Plastics groups such as the American Chemistry Council have responded critically and the National Waste and Recycling Association (NWRA) came out against a draft version last fall. Similar reactions are likely from other players in the space given the bill's focus on shifting responsibility onto producers and away from local governments.
David Biderman, executive director and CEO for the Solid Waste Association of North America, told Waste Dive his organization has not taken a position on the legislation but sees its odds as unlikely in Congress, given factors including "competing pro-recycling bills, several of which have bipartisan support."
Circular economy proponents and other recycling groups are expected to offer varying reactions. While some prefer voluntary goals and commitments outside of regulations, others see legislation as one of the only viable paths forward.
Susan Collins, executive director for the Container Recycling Institute, praised the bill's container deposit system and called it a "powerful incentive" for industry. Yvette Arellano, a policy researcher with the Texas Environmental Justice Advocacy Series, emphasized the legislation's focus on environmental justice and communities impacted by proximity to petrochemical plants.
But for some waste and recycling industry players, one major distinction could spell the difference between support and opposition.
Two archetypal EPR models currently exist in Canada, associated with two different provinces, Québec and British Columbia. The Québec model relies more on pre-existing systems and infrastructure, with producers reimbursing local municipalities for costs incurred. The British Columbia model implements a system where producers are largely in charge of the full process, from production to recycling.
The waste and recycling industry has largely resisted any system that could undermine current contracts and agreements with municipalities, as they believe the second model does. That model has generated pushback from nonprofits concerned about corporate control, such as the Institute for Local Self-Reliance.

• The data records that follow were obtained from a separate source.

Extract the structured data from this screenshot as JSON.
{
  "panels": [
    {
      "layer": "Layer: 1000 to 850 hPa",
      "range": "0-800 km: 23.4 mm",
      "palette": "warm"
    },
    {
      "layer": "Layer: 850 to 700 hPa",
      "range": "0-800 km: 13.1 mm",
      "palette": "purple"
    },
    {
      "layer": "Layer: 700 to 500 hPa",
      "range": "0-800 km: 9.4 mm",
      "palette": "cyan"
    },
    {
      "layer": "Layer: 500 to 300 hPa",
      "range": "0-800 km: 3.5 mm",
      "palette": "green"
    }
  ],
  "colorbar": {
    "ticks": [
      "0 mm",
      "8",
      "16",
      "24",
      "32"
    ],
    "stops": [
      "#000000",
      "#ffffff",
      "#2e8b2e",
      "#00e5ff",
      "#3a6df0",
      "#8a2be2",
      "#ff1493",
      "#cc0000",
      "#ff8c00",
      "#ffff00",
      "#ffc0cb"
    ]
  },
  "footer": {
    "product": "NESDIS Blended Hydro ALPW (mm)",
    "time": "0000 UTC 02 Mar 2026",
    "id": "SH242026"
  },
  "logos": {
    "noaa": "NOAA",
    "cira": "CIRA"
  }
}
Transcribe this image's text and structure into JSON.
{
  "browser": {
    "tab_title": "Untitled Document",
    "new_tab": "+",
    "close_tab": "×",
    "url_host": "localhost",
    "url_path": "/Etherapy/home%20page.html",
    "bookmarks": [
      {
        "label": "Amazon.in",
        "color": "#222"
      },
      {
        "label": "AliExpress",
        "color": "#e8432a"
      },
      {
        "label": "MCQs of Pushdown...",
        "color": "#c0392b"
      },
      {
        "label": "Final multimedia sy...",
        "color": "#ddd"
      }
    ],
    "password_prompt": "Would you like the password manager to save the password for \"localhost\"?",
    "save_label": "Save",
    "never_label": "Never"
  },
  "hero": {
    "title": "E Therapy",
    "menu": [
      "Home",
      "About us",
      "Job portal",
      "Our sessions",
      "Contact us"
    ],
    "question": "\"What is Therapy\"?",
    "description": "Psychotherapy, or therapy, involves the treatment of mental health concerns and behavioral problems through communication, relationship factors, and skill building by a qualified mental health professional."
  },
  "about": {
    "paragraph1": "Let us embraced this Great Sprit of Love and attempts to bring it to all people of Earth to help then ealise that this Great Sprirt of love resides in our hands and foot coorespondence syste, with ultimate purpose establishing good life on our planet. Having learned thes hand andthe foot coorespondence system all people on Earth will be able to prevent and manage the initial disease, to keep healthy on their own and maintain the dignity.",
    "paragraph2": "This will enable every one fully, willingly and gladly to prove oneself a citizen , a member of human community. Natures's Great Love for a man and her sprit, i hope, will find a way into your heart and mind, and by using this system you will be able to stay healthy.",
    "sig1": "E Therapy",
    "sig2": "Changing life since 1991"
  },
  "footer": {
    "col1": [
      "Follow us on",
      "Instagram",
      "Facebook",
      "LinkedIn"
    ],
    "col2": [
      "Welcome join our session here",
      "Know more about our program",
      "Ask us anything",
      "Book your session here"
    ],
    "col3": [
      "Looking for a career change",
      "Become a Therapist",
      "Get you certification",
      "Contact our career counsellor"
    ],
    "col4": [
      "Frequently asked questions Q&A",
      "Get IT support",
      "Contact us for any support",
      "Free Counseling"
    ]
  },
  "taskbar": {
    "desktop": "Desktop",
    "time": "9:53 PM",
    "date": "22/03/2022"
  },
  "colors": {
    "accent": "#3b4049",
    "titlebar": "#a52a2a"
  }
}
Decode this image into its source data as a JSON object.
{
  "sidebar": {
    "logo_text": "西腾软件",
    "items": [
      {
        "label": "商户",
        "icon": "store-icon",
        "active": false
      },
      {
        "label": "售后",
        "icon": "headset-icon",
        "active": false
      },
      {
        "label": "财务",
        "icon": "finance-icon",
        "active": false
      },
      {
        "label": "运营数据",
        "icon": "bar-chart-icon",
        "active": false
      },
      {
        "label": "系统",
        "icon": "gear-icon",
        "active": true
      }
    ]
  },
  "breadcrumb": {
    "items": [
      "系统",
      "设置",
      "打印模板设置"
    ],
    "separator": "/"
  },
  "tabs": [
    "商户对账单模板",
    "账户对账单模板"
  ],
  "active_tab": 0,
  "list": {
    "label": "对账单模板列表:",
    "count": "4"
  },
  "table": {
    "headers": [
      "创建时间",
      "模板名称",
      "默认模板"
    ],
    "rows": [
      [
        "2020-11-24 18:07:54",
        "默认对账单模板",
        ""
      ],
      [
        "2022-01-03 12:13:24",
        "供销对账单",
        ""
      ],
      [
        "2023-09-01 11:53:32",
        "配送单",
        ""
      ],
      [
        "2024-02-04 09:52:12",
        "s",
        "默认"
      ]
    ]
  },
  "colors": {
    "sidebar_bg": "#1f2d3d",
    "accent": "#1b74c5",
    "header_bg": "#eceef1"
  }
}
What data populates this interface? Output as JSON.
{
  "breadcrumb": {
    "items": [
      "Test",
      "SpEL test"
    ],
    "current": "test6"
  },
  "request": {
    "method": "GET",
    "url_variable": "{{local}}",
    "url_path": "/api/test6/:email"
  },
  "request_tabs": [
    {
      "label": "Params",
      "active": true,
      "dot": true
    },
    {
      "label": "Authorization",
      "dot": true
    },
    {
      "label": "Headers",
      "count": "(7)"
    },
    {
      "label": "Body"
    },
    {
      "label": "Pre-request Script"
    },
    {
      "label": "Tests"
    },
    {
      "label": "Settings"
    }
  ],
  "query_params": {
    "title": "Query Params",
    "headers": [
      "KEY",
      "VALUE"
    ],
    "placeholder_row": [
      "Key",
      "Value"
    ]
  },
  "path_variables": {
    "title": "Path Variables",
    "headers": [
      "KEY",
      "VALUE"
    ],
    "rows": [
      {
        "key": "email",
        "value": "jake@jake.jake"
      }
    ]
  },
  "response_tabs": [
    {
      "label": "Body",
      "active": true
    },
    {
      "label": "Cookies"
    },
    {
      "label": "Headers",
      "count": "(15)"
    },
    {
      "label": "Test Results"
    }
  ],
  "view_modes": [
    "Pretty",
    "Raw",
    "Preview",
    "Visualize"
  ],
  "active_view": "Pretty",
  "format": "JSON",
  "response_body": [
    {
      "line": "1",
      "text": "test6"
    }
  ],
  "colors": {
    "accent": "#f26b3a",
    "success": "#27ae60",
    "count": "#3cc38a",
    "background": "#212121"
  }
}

The Break Free From Plastic Pollution Act favors the British Columbia approach, Scott Cassel, PSI's CEO and founder, told Waste Dive. He argued that system will shift the burden away from taxpayers and said municipalities would still have options under the legislation, especially given how many pre-existing systems they currently have.
"This acknowledges that there can be some transitions that can take place over time," he said.
Proponents of the producer-driven approach also maintain such a system creates a more level playing field. At present, they say, some companies commit to stricter standards on a voluntary basis, which can put them at a disadvantage — something the Udall-Lowenthal legislation seeks to rectify. Cassel also said the bill has led to some positive industry dialogue already, including significant time working out details with the Flexible Packaging Association.
Recycling industry veterans have expressed mixed predictions for the new bill's odds in Congress, given anticipated opposition from industry players and the existence of many other legislative priorities in an already busy election year. But Udall said he expects to see state and local governments "start replicating" the bill, allowing it to build momentum with or without passage at the federal level. He even signaled support for those efforts could be bipartisan.
"The way we look at it is, the federal legislation is the mirror and consistent with what's going on in the states," said Cassel. "We see them as complementary."
This national discussion could factor into similar EPR proposals already advancing at the state level, including an upcoming bill in Maine that favors a Québec approach and has some potential buy-in from the waste industry. Vermont, California, Massachusetts, Oregon, Washington, Indiana, New York and Connecticut are also considering – or are set to consider – their own EPR policies in the near future.